Source records:
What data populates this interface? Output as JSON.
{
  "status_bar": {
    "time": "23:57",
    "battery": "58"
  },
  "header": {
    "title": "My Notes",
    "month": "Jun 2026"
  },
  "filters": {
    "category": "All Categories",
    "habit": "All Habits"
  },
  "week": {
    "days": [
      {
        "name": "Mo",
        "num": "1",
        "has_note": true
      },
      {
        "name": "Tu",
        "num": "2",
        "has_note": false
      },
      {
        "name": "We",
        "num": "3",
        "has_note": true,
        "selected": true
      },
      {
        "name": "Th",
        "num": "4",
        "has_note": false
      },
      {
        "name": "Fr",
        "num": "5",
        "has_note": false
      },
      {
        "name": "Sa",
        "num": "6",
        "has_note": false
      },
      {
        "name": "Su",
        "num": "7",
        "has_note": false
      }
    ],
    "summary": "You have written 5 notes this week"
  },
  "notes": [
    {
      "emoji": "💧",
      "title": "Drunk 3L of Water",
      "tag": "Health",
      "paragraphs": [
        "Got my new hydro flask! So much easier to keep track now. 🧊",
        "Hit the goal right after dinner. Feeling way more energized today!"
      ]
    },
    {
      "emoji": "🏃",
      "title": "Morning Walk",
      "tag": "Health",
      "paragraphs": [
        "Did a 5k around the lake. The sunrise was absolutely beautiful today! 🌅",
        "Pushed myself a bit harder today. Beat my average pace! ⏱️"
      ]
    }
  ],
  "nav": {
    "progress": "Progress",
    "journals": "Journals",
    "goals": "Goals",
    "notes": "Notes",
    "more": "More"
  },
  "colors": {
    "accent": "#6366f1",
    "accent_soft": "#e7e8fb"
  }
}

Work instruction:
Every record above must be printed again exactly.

Response below:
What data populates this interface? Output as JSON.
{
  "status_bar": {
    "time": "23:57",
    "battery": "58"
  },
  "header": {
    "title": "My Notes",
    "month": "Jun 2026"
  },
  "filters": {
    "category": "All Categories",
    "habit": "All Habits"
  },
  "week": {
    "days": [
      {
        "name": "Mo",
        "num": "1",
        "has_note": true
      },
      {
        "name": "Tu",
        "num": "2",
        "has_note": false
      },
      {
        "name": "We",
        "num": "3",
        "has_note": true,
        "selected": true
      },
      {
        "name": "Th",
        "num": "4",
        "has_note": false
      },
      {
        "name": "Fr",
        "num": "5",
        "has_note": false
      },
      {
        "name": "Sa",
        "num": "6",
        "has_note": false
      },
      {
        "name": "Su",
        "num": "7",
        "has_note": false
      }
    ],
    "summary": "You have written 5 notes this week"
  },
  "notes": [
    {
      "emoji": "💧",
      "title": "Drunk 3L of Water",
      "tag": "Health",
      "paragraphs": [
        "Got my new hydro flask! So much easier to keep track now. 🧊",
        "Hit the goal right after dinner. Feeling way more energized today!"
      ]
    },
    {
      "emoji": "🏃",
      "title": "Morning Walk",
      "tag": "Health",
      "paragraphs": [
        "Did a 5k around the lake. The sunrise was absolutely beautiful today! 🌅",
        "Pushed myself a bit harder today. Beat my average pace! ⏱️"
      ]
    }
  ],
  "nav": {
    "progress": "Progress",
    "journals": "Journals",
    "goals": "Goals",
    "notes": "Notes",
    "more": "More"
  },
  "colors": {
    "accent": "#6366f1",
    "accent_soft": "#e7e8fb"
  }
}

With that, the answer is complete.